Exercise aim: Filter the data below, keeping only lines that contain "highlighted".

[Excerpts from an interface dataset]
________________

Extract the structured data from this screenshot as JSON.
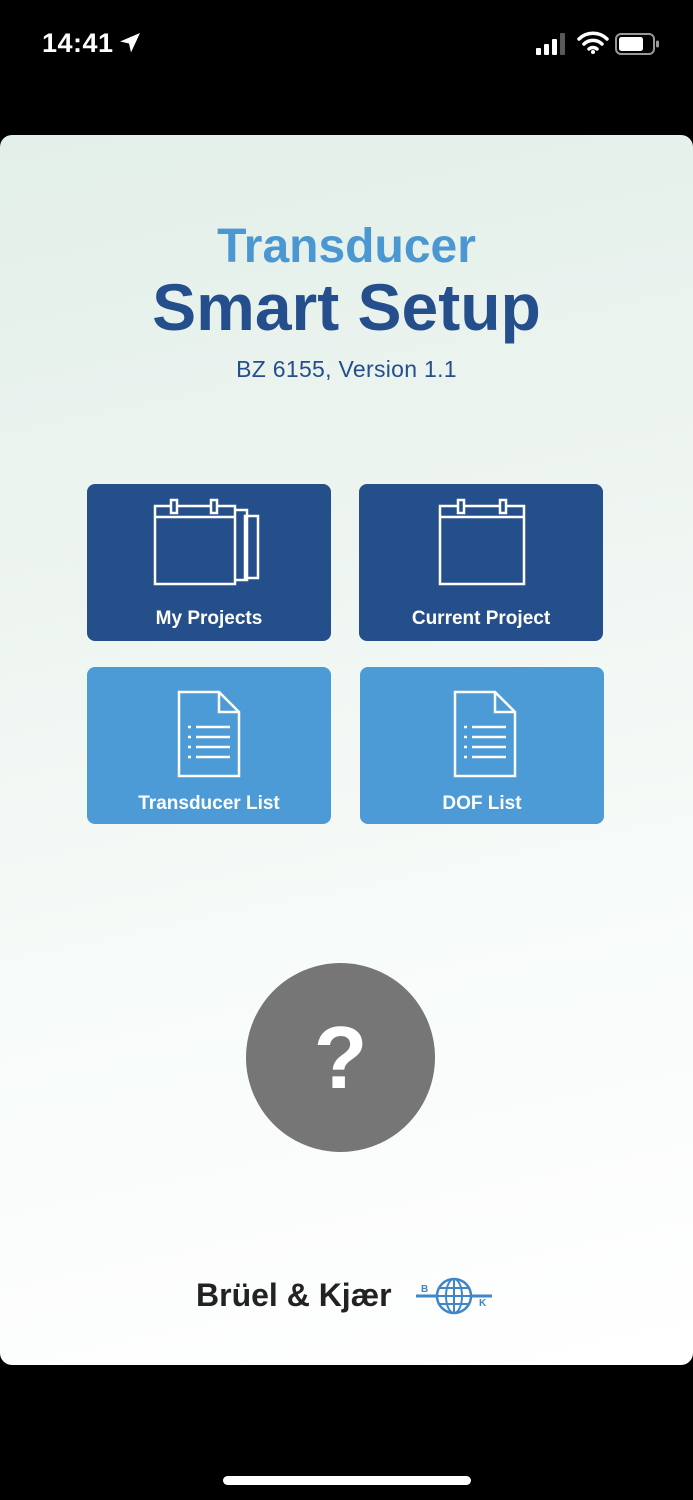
{
  "status_bar": {
    "time": "14:41"
  },
  "app": {
    "title_line1": "Transducer",
    "title_line2": "Smart Setup",
    "version": "BZ 6155, Version 1.1"
  },
  "tiles": [
    {
      "label": "My Projects",
      "icon": "calendar-stack-icon"
    },
    {
      "label": "Current Project",
      "icon": "calendar-icon"
    },
    {
      "label": "Transducer List",
      "icon": "document-list-icon"
    },
    {
      "label": "DOF List",
      "icon": "document-list-icon"
    }
  ],
  "help": {
    "symbol": "?"
  },
  "brand": {
    "name": "Brüel & Kjær",
    "logo_letters": [
      "B",
      "K"
    ]
  },
  "colors": {
    "tile_dark": "#254f8a",
    "tile_light": "#4c9bd6",
    "title_light": "#4b97d2",
    "title_dark": "#244f8c",
    "help_button": "#767676"
  }
}
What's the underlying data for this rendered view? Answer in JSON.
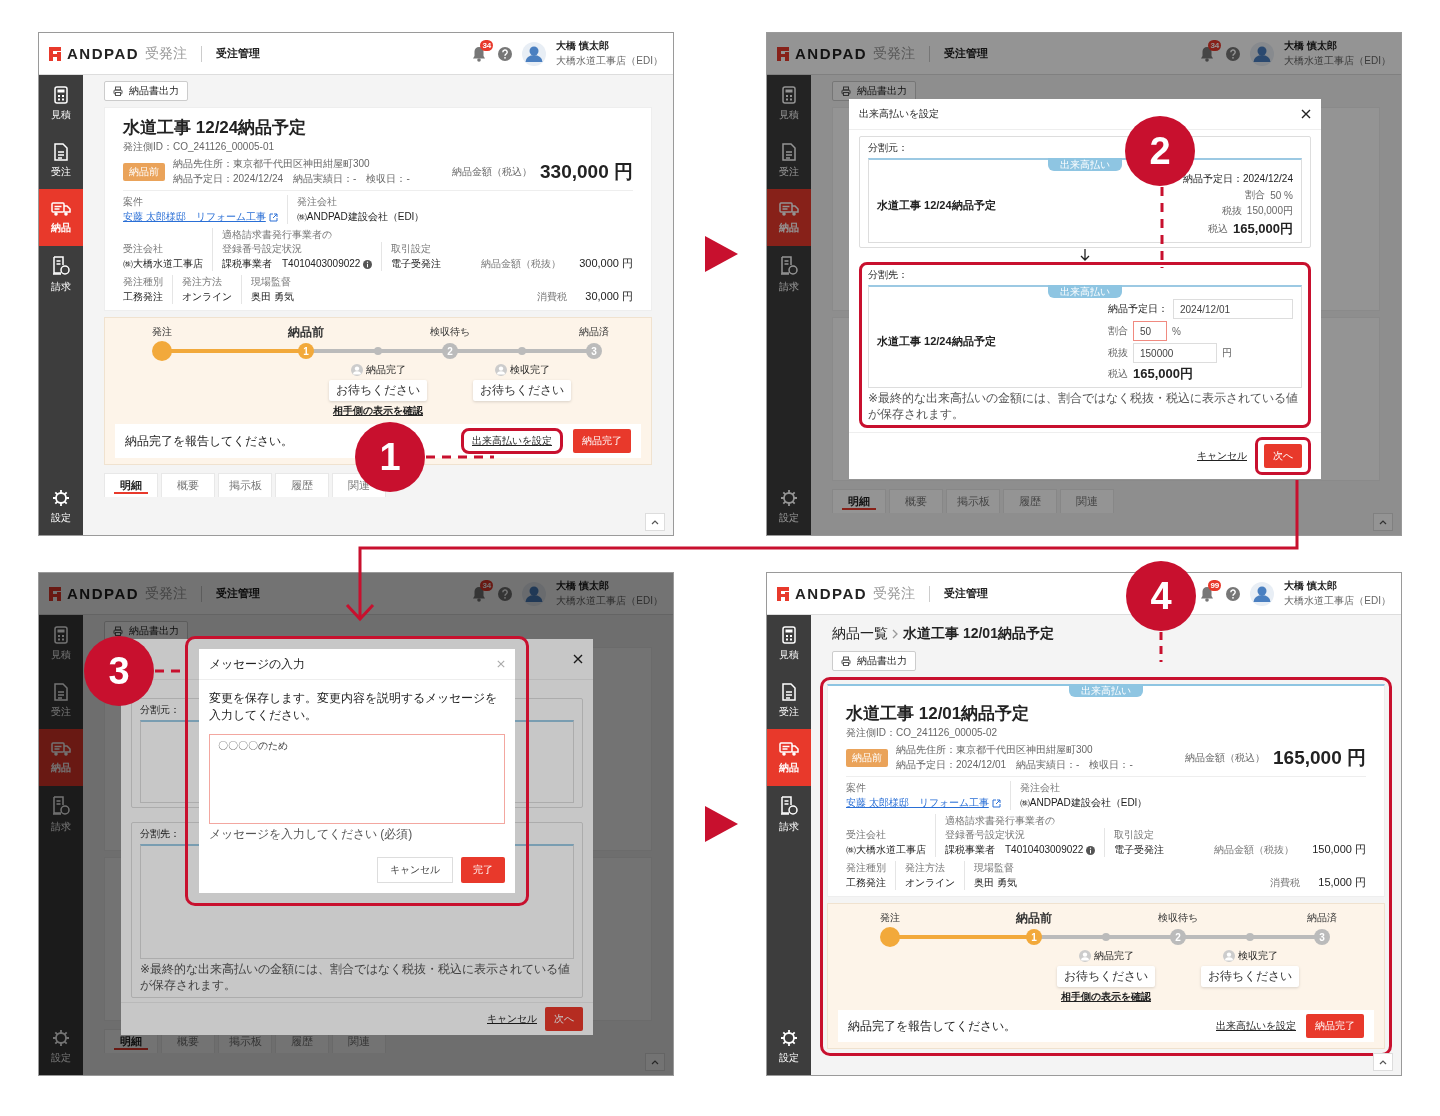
{
  "panels": [
    {
      "callout": "1",
      "header": {
        "logo": "ANDPAD",
        "product": "受発注",
        "section": "受注管理",
        "notifications": "34",
        "user_name": "大橋 慎太郎",
        "user_company": "大橋水道工事店（EDI）"
      },
      "sidebar": [
        {
          "label": "見積",
          "kind": "calculator",
          "selected": false
        },
        {
          "label": "受注",
          "kind": "document",
          "selected": false
        },
        {
          "label": "納品",
          "kind": "truck",
          "selected": true
        },
        {
          "label": "請求",
          "kind": "invoice",
          "selected": false
        },
        {
          "label": "設定",
          "kind": "gear",
          "selected": false
        }
      ],
      "main": {
        "print_button": "納品書出力",
        "card": {
          "title": "水道工事 12/24納品予定",
          "order_id": "発注側ID：CO_241126_00005-01",
          "status": "納品前",
          "address": "納品先住所：東京都千代田区神田紺屋町300",
          "dates": "納品予定日：2024/12/24　納品実績日：-　検収日：-",
          "total_label": "納品金額（税込）",
          "total": "330,000 円",
          "field_rows": [
            {
              "fields": [
                {
                  "label": "案件",
                  "value": "安藤 太郎様邸　リフォーム工事",
                  "kind": "link"
                },
                {
                  "label": "発注会社",
                  "value": "㈱ANDPAD建設会社（EDI）",
                  "kind": "text"
                }
              ]
            },
            {
              "fields": [
                {
                  "label": "受注会社",
                  "value": "㈱大橋水道工事店",
                  "kind": "text"
                },
                {
                  "label": "適格請求書発行事業者の登録番号設定状況",
                  "value": "課税事業者　T4010403009022",
                  "kind": "info"
                },
                {
                  "label": "取引設定",
                  "value": "電子受発注",
                  "kind": "text"
                }
              ],
              "amount": {
                "label": "納品金額（税抜）",
                "value": "300,000 円"
              }
            },
            {
              "fields": [
                {
                  "label": "発注種別",
                  "value": "工務発注",
                  "kind": "text"
                },
                {
                  "label": "発注方法",
                  "value": "オンライン",
                  "kind": "text"
                },
                {
                  "label": "現場監督",
                  "value": "奥田 勇気",
                  "kind": "text"
                }
              ],
              "amount": {
                "label": "消費税",
                "value": "30,000 円"
              }
            }
          ]
        },
        "progress": {
          "nodes": [
            {
              "kind": "step",
              "label": "発注",
              "reached": true,
              "current": false
            },
            {
              "kind": "step",
              "label": "納品前",
              "number": "1",
              "reached": true,
              "current": true
            },
            {
              "kind": "sub",
              "label": "納品完了",
              "note": "お待ちください"
            },
            {
              "kind": "step",
              "label": "検収待ち",
              "number": "2",
              "reached": false,
              "current": false
            },
            {
              "kind": "sub",
              "label": "検収完了",
              "note": "お待ちください"
            },
            {
              "kind": "step",
              "label": "納品済",
              "number": "3",
              "reached": false,
              "current": false
            }
          ],
          "link": "相手側の表示を確認",
          "message": "納品完了を報告してください。",
          "action_link": {
            "label": "出来高払いを設定",
            "highlighted": true
          },
          "button": "納品完了"
        },
        "tabs": [
          {
            "label": "明細",
            "selected": true
          },
          {
            "label": "概要",
            "selected": false
          },
          {
            "label": "掲示板",
            "selected": false
          },
          {
            "label": "履歴",
            "selected": false
          },
          {
            "label": "関連",
            "selected": false
          }
        ]
      }
    },
    {
      "callout": "2",
      "header": {
        "logo": "ANDPAD",
        "product": "受発注",
        "section": "受注管理",
        "notifications": "34",
        "user_name": "大橋 慎太郎",
        "user_company": "大橋水道工事店（EDI）"
      },
      "sidebar": [
        {
          "label": "見積",
          "kind": "calculator",
          "selected": false
        },
        {
          "label": "受注",
          "kind": "document",
          "selected": false
        },
        {
          "label": "納品",
          "kind": "truck",
          "selected": true
        },
        {
          "label": "請求",
          "kind": "invoice",
          "selected": false
        },
        {
          "label": "設定",
          "kind": "gear",
          "selected": false
        }
      ],
      "main": {
        "print_button": "納品書出力",
        "tabs": [
          {
            "label": "明細",
            "selected": true
          },
          {
            "label": "概要",
            "selected": false
          },
          {
            "label": "掲示板",
            "selected": false
          },
          {
            "label": "履歴",
            "selected": false
          },
          {
            "label": "関連",
            "selected": false
          }
        ]
      },
      "modals": [
        {
          "kind": "split",
          "title": "出来高払いを設定",
          "source": {
            "label": "分割元：",
            "card": {
              "ribbon": "出来高払い",
              "title": "水道工事 12/24納品予定",
              "date": "納品予定日：2024/12/24",
              "ratio_label": "割合",
              "ratio": "50 %",
              "excl_label": "税抜",
              "excl": "150,000円",
              "incl_label": "税込",
              "incl": "165,000円"
            }
          },
          "target": {
            "label": "分割先：",
            "highlighted": true,
            "card": {
              "ribbon": "出来高払い",
              "title": "水道工事 12/24納品予定",
              "date_label": "納品予定日：",
              "date": "2024/12/01",
              "ratio_label": "割合",
              "ratio": "50",
              "ratio_focused": true,
              "ratio_unit": "%",
              "excl_label": "税抜",
              "excl": "150000",
              "excl_unit": "円",
              "incl_label": "税込",
              "incl": "165,000円"
            },
            "note": "※最終的な出来高払いの金額には、割合ではなく税抜・税込に表示されている値が保存されます。"
          },
          "cancel": "キャンセル",
          "next": {
            "label": "次へ",
            "highlighted": true
          }
        }
      ]
    },
    {
      "callout": "3",
      "header": {
        "logo": "ANDPAD",
        "product": "受発注",
        "section": "受注管理",
        "notifications": "34",
        "user_name": "大橋 慎太郎",
        "user_company": "大橋水道工事店（EDI）"
      },
      "sidebar": [
        {
          "label": "見積",
          "kind": "calculator",
          "selected": false
        },
        {
          "label": "受注",
          "kind": "document",
          "selected": false
        },
        {
          "label": "納品",
          "kind": "truck",
          "selected": true
        },
        {
          "label": "請求",
          "kind": "invoice",
          "selected": false
        },
        {
          "label": "設定",
          "kind": "gear",
          "selected": false
        }
      ],
      "main": {
        "print_button": "納品書出力",
        "tabs": [
          {
            "label": "明細",
            "selected": true
          },
          {
            "label": "概要",
            "selected": false
          },
          {
            "label": "掲示板",
            "selected": false
          },
          {
            "label": "履歴",
            "selected": false
          },
          {
            "label": "関連",
            "selected": false
          }
        ]
      },
      "modals": [
        {
          "kind": "split",
          "source": {
            "label": "分割元："
          },
          "target": {
            "label": "分割先：",
            "highlighted": false,
            "note": "※最終的な出来高払いの金額には、割合ではなく税抜・税込に表示されている値が保存されます。"
          },
          "cancel": "キャンセル",
          "next": {
            "label": "次へ",
            "highlighted": false
          }
        },
        {
          "kind": "message",
          "highlighted": true,
          "title": "メッセージの入力",
          "text": "変更を保存します。変更内容を説明するメッセージを入力してください。",
          "message": "〇〇〇〇のため",
          "hint": "メッセージを入力してください (必須)",
          "cancel": "キャンセル",
          "confirm": "完了"
        }
      ]
    },
    {
      "callout": "4",
      "header": {
        "logo": "ANDPAD",
        "product": "受発注",
        "section": "受注管理",
        "notifications": "99",
        "user_name": "大橋 慎太郎",
        "user_company": "大橋水道工事店（EDI）"
      },
      "sidebar": [
        {
          "label": "見積",
          "kind": "calculator",
          "selected": false
        },
        {
          "label": "受注",
          "kind": "document",
          "selected": false
        },
        {
          "label": "納品",
          "kind": "truck",
          "selected": true
        },
        {
          "label": "請求",
          "kind": "invoice",
          "selected": false
        },
        {
          "label": "設定",
          "kind": "gear",
          "selected": false
        }
      ],
      "main": {
        "breadcrumb": [
          {
            "label": "納品一覧",
            "kind": "link"
          },
          {
            "label": "水道工事 12/01納品予定",
            "kind": "current"
          }
        ],
        "print_button": "納品書出力",
        "highlighted": true,
        "card": {
          "ribbon": "出来高払い",
          "title": "水道工事 12/01納品予定",
          "order_id": "発注側ID：CO_241126_00005-02",
          "status": "納品前",
          "address": "納品先住所：東京都千代田区神田紺屋町300",
          "dates": "納品予定日：2024/12/01　納品実績日：-　検収日：-",
          "total_label": "納品金額（税込）",
          "total": "165,000 円",
          "field_rows": [
            {
              "fields": [
                {
                  "label": "案件",
                  "value": "安藤 太郎様邸　リフォーム工事",
                  "kind": "link"
                },
                {
                  "label": "発注会社",
                  "value": "㈱ANDPAD建設会社（EDI）",
                  "kind": "text"
                }
              ]
            },
            {
              "fields": [
                {
                  "label": "受注会社",
                  "value": "㈱大橋水道工事店",
                  "kind": "text"
                },
                {
                  "label": "適格請求書発行事業者の登録番号設定状況",
                  "value": "課税事業者　T4010403009022",
                  "kind": "info"
                },
                {
                  "label": "取引設定",
                  "value": "電子受発注",
                  "kind": "text"
                }
              ],
              "amount": {
                "label": "納品金額（税抜）",
                "value": "150,000 円"
              }
            },
            {
              "fields": [
                {
                  "label": "発注種別",
                  "value": "工務発注",
                  "kind": "text"
                },
                {
                  "label": "発注方法",
                  "value": "オンライン",
                  "kind": "text"
                },
                {
                  "label": "現場監督",
                  "value": "奥田 勇気",
                  "kind": "text"
                }
              ],
              "amount": {
                "label": "消費税",
                "value": "15,000 円"
              }
            }
          ]
        },
        "progress": {
          "nodes": [
            {
              "kind": "step",
              "label": "発注",
              "reached": true,
              "current": false
            },
            {
              "kind": "step",
              "label": "納品前",
              "number": "1",
              "reached": true,
              "current": true
            },
            {
              "kind": "sub",
              "label": "納品完了",
              "note": "お待ちください"
            },
            {
              "kind": "step",
              "label": "検収待ち",
              "number": "2",
              "reached": false,
              "current": false
            },
            {
              "kind": "sub",
              "label": "検収完了",
              "note": "お待ちください"
            },
            {
              "kind": "step",
              "label": "納品済",
              "number": "3",
              "reached": false,
              "current": false
            }
          ],
          "link": "相手側の表示を確認",
          "message": "納品完了を報告してください。",
          "action_link": {
            "label": "出来高払いを設定",
            "highlighted": false
          },
          "button": "納品完了"
        }
      }
    }
  ]
}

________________

Solution to the exercise:
            "highlighted": true
            "highlighted": true,
            "highlighted": true
            "highlighted": false,
            "highlighted": false
          "highlighted": true,
        "highlighted": true,
            "highlighted": false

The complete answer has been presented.